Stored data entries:
Content starts
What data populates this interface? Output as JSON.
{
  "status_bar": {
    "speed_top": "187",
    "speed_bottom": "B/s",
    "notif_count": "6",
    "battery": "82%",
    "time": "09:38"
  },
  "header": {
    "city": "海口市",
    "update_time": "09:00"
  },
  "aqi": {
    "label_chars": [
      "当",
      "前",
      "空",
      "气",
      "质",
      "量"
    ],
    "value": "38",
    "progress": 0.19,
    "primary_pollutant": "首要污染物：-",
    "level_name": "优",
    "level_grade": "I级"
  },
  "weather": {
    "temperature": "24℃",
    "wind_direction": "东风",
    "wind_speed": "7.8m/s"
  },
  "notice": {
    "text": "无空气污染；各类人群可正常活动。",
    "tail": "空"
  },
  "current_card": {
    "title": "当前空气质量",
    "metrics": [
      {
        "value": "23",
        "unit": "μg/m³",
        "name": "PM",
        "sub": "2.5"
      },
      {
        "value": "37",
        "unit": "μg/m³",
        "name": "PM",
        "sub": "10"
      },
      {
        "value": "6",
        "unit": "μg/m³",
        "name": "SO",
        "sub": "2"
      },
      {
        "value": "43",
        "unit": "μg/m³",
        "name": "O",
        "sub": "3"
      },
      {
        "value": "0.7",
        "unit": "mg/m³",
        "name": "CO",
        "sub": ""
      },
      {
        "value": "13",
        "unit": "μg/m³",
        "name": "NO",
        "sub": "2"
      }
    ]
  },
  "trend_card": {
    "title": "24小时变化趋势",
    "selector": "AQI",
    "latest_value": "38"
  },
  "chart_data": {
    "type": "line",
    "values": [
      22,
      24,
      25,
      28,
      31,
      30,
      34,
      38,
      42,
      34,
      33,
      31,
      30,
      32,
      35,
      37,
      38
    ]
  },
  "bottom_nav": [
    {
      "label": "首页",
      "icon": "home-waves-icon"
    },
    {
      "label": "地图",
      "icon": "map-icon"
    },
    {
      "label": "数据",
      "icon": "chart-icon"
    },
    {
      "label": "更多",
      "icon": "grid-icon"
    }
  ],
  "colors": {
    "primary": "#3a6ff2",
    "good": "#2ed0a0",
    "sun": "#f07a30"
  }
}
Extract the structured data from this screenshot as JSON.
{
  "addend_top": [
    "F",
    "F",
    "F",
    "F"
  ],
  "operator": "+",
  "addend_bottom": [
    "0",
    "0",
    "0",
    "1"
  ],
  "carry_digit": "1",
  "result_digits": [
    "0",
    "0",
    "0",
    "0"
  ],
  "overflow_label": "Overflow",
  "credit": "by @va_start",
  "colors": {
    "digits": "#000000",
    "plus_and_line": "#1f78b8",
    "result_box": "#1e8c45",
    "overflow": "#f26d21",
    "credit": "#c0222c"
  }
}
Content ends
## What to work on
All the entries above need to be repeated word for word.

## Exercise response
What data populates this interface? Output as JSON.
{
  "status_bar": {
    "speed_top": "187",
    "speed_bottom": "B/s",
    "notif_count": "6",
    "battery": "82%",
    "time": "09:38"
  },
  "header": {
    "city": "海口市",
    "update_time": "09:00"
  },
  "aqi": {
    "label_chars": [
      "当",
      "前",
      "空",
      "气",
      "质",
      "量"
    ],
    "value": "38",
    "progress": 0.19,
    "primary_pollutant": "首要污染物：-",
    "level_name": "优",
    "level_grade": "I级"
  },
  "weather": {
    "temperature": "24℃",
    "wind_direction": "东风",
    "wind_speed": "7.8m/s"
  },
  "notice": {
    "text": "无空气污染；各类人群可正常活动。",
    "tail": "空"
  },
  "current_card": {
    "title": "当前空气质量",
    "metrics": [
      {
        "value": "23",
        "unit": "μg/m³",
        "name": "PM",
        "sub": "2.5"
      },
      {
        "value": "37",
        "unit": "μg/m³",
        "name": "PM",
        "sub": "10"
      },
      {
        "value": "6",
        "unit": "μg/m³",
        "name": "SO",
        "sub": "2"
      },
      {
        "value": "43",
        "unit": "μg/m³",
        "name": "O",
        "sub": "3"
      },
      {
        "value": "0.7",
        "unit": "mg/m³",
        "name": "CO",
        "sub": ""
      },
      {
        "value": "13",
        "unit": "μg/m³",
        "name": "NO",
        "sub": "2"
      }
    ]
  },
  "trend_card": {
    "title": "24小时变化趋势",
    "selector": "AQI",
    "latest_value": "38"
  },
  "chart_data": {
    "type": "line",
    "values": [
      22,
      24,
      25,
      28,
      31,
      30,
      34,
      38,
      42,
      34,
      33,
      31,
      30,
      32,
      35,
      37,
      38
    ]
  },
  "bottom_nav": [
    {
      "label": "首页",
      "icon": "home-waves-icon"
    },
    {
      "label": "地图",
      "icon": "map-icon"
    },
    {
      "label": "数据",
      "icon": "chart-icon"
    },
    {
      "label": "更多",
      "icon": "grid-icon"
    }
  ],
  "colors": {
    "primary": "#3a6ff2",
    "good": "#2ed0a0",
    "sun": "#f07a30"
  }
}
Extract the structured data from this screenshot as JSON.
{
  "addend_top": [
    "F",
    "F",
    "F",
    "F"
  ],
  "operator": "+",
  "addend_bottom": [
    "0",
    "0",
    "0",
    "1"
  ],
  "carry_digit": "1",
  "result_digits": [
    "0",
    "0",
    "0",
    "0"
  ],
  "overflow_label": "Overflow",
  "credit": "by @va_start",
  "colors": {
    "digits": "#000000",
    "plus_and_line": "#1f78b8",
    "result_box": "#1e8c45",
    "overflow": "#f26d21",
    "credit": "#c0222c"
  }
}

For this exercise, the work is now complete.